* Task brief
Which lines of the entries below hold the word "title"? Report each of them.

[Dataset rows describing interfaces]
# # # # #

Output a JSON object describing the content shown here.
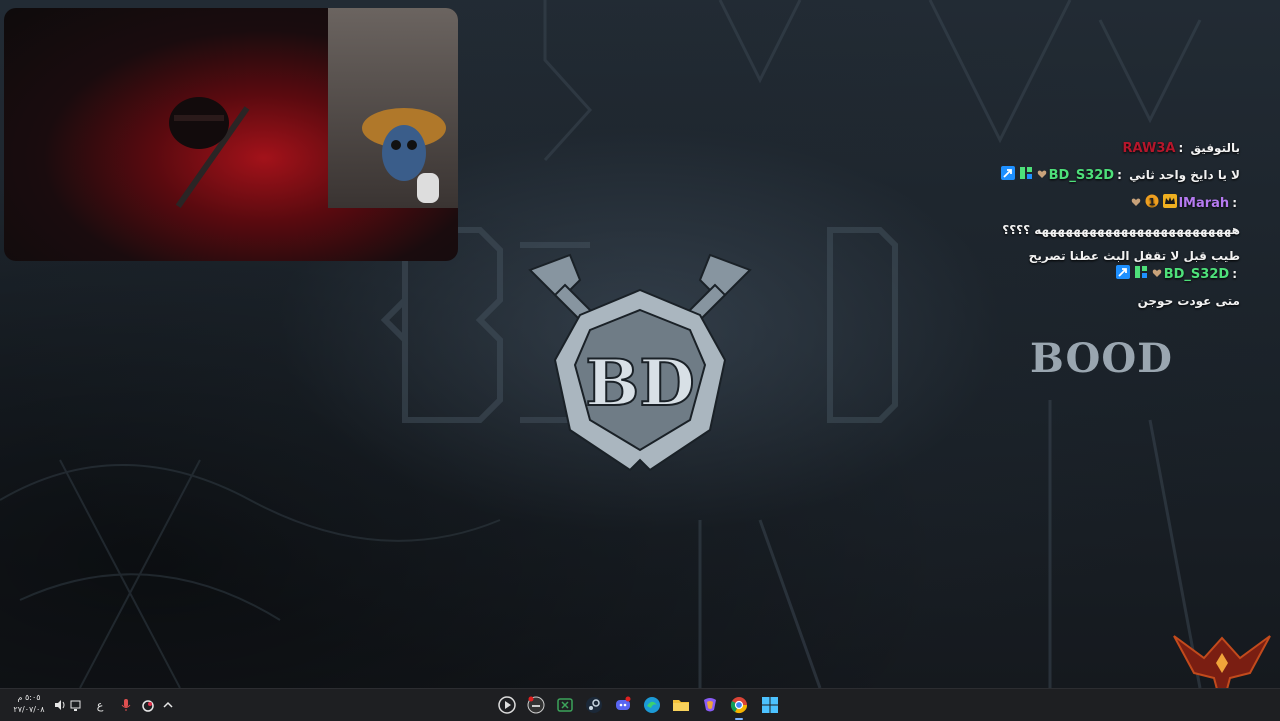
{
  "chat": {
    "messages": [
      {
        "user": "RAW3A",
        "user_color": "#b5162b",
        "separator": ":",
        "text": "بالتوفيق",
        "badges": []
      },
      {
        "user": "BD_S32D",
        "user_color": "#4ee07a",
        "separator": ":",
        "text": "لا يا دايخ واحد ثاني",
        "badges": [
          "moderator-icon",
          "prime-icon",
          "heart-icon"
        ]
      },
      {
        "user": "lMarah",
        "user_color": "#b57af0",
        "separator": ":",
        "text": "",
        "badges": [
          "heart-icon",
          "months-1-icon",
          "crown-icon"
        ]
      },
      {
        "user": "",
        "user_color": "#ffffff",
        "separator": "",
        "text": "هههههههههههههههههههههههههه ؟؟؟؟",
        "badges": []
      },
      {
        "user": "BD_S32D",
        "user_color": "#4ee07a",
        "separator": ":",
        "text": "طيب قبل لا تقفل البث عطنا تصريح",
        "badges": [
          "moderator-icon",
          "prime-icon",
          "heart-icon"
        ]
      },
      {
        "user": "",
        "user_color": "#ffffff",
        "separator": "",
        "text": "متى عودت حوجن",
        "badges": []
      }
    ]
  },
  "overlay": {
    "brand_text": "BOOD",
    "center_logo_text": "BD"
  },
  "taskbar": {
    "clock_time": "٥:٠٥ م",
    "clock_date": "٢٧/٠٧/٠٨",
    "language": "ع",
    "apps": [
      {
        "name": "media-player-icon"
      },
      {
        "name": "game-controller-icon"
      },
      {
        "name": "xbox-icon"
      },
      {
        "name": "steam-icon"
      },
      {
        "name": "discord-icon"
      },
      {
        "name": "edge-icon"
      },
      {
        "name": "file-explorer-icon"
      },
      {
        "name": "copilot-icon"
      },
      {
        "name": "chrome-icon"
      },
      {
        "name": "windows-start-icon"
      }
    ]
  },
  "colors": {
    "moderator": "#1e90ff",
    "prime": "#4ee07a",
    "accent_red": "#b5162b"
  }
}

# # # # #

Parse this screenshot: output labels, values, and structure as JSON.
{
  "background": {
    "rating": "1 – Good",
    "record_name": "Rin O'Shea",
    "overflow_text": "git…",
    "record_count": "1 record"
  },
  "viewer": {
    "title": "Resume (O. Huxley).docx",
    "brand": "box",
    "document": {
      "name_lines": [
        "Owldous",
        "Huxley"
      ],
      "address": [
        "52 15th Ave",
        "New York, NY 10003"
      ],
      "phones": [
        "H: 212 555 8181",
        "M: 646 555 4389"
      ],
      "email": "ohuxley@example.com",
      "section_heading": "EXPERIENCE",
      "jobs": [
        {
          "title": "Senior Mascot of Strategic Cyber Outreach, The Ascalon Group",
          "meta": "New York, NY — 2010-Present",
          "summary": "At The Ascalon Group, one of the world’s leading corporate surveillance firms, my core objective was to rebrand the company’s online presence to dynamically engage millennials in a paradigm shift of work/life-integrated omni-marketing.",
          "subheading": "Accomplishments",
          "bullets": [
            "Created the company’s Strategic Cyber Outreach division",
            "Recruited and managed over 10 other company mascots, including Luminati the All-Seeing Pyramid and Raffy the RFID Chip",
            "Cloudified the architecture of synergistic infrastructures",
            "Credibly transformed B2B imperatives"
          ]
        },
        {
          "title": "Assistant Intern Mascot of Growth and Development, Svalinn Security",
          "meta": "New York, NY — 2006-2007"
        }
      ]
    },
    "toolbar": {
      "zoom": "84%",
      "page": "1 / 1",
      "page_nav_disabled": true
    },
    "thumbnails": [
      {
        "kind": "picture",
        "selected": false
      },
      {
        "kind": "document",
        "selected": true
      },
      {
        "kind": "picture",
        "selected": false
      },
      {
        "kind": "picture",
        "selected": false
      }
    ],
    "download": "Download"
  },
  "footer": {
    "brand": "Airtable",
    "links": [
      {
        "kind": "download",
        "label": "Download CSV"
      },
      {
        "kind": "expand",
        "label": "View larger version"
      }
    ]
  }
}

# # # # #

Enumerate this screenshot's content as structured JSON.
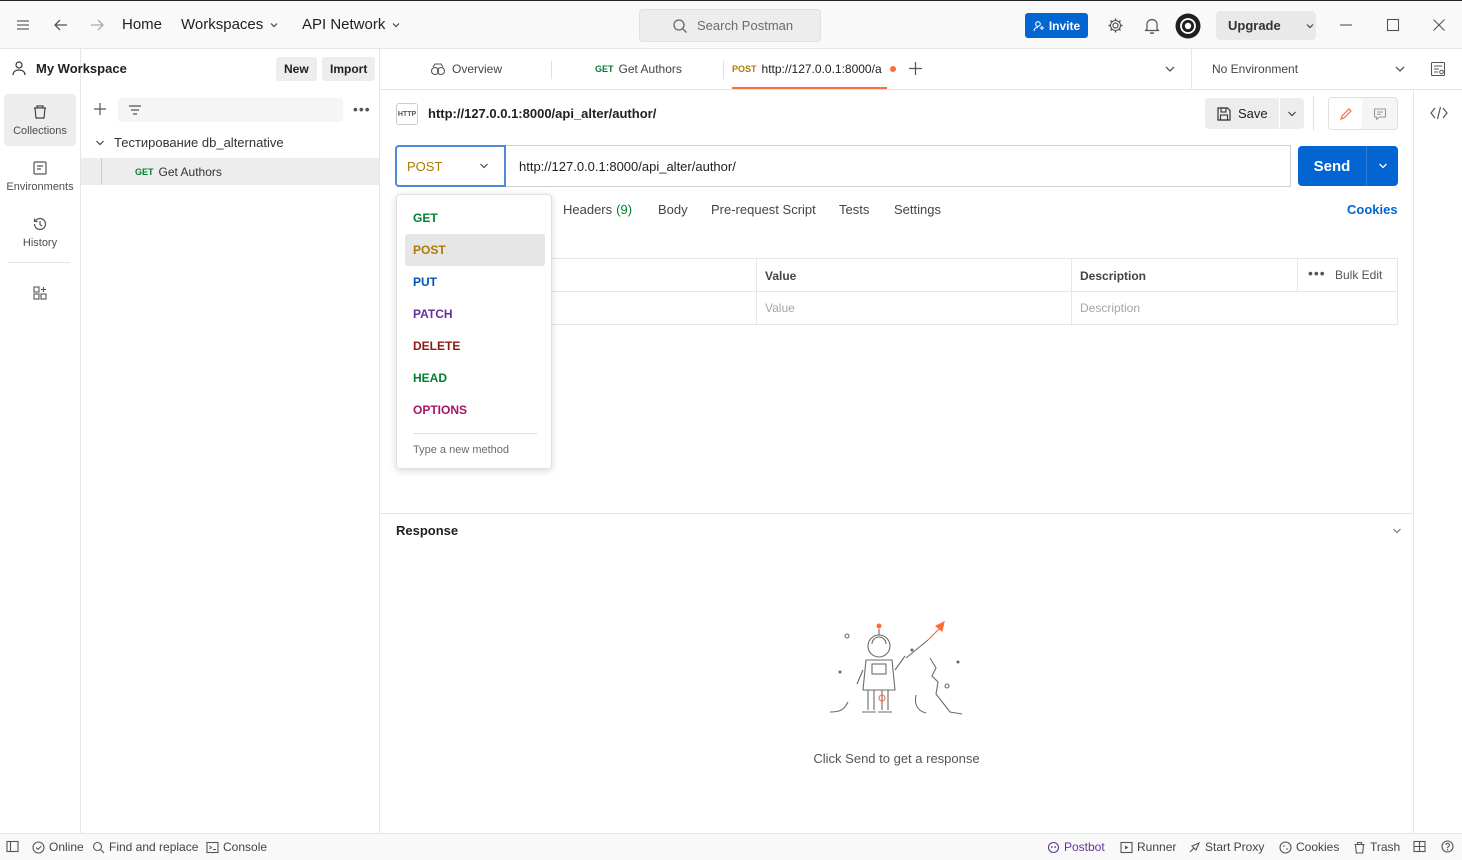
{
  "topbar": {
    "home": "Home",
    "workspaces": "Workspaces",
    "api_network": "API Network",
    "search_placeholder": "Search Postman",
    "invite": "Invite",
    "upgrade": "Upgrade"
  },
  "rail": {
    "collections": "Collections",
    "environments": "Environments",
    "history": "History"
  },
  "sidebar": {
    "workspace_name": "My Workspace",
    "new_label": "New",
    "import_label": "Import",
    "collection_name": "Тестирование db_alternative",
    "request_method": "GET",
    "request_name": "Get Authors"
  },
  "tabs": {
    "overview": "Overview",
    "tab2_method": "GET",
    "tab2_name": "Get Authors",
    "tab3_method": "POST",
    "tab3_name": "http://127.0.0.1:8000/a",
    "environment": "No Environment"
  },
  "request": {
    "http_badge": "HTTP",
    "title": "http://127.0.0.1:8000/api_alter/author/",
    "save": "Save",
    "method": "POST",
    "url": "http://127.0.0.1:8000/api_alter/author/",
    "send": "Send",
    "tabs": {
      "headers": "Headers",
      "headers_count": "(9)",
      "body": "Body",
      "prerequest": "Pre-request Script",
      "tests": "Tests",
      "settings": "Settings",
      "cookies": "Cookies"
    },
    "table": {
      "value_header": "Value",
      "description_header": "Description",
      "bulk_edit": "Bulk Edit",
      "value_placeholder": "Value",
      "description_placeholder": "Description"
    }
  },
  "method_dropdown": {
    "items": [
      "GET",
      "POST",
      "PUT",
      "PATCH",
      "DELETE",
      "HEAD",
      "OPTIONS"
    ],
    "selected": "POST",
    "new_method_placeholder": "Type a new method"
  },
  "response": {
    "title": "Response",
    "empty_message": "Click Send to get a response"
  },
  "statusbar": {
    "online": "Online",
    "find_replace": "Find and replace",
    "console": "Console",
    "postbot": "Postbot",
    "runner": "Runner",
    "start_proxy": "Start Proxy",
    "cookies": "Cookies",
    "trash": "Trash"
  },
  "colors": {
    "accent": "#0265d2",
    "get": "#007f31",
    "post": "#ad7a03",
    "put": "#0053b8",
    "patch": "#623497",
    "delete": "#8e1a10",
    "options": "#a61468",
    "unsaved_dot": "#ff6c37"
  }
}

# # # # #

* Worked solution
    "title": "Resume (O. Huxley).docx",
          "title": "Senior Mascot of Strategic Cyber Outreach, The Ascalon Group",
          "title": "Assistant Intern Mascot of Growth and Development, Svalinn Security",
    "title": "http://127.0.0.1:8000/api_alter/author/",
    "title": "Response",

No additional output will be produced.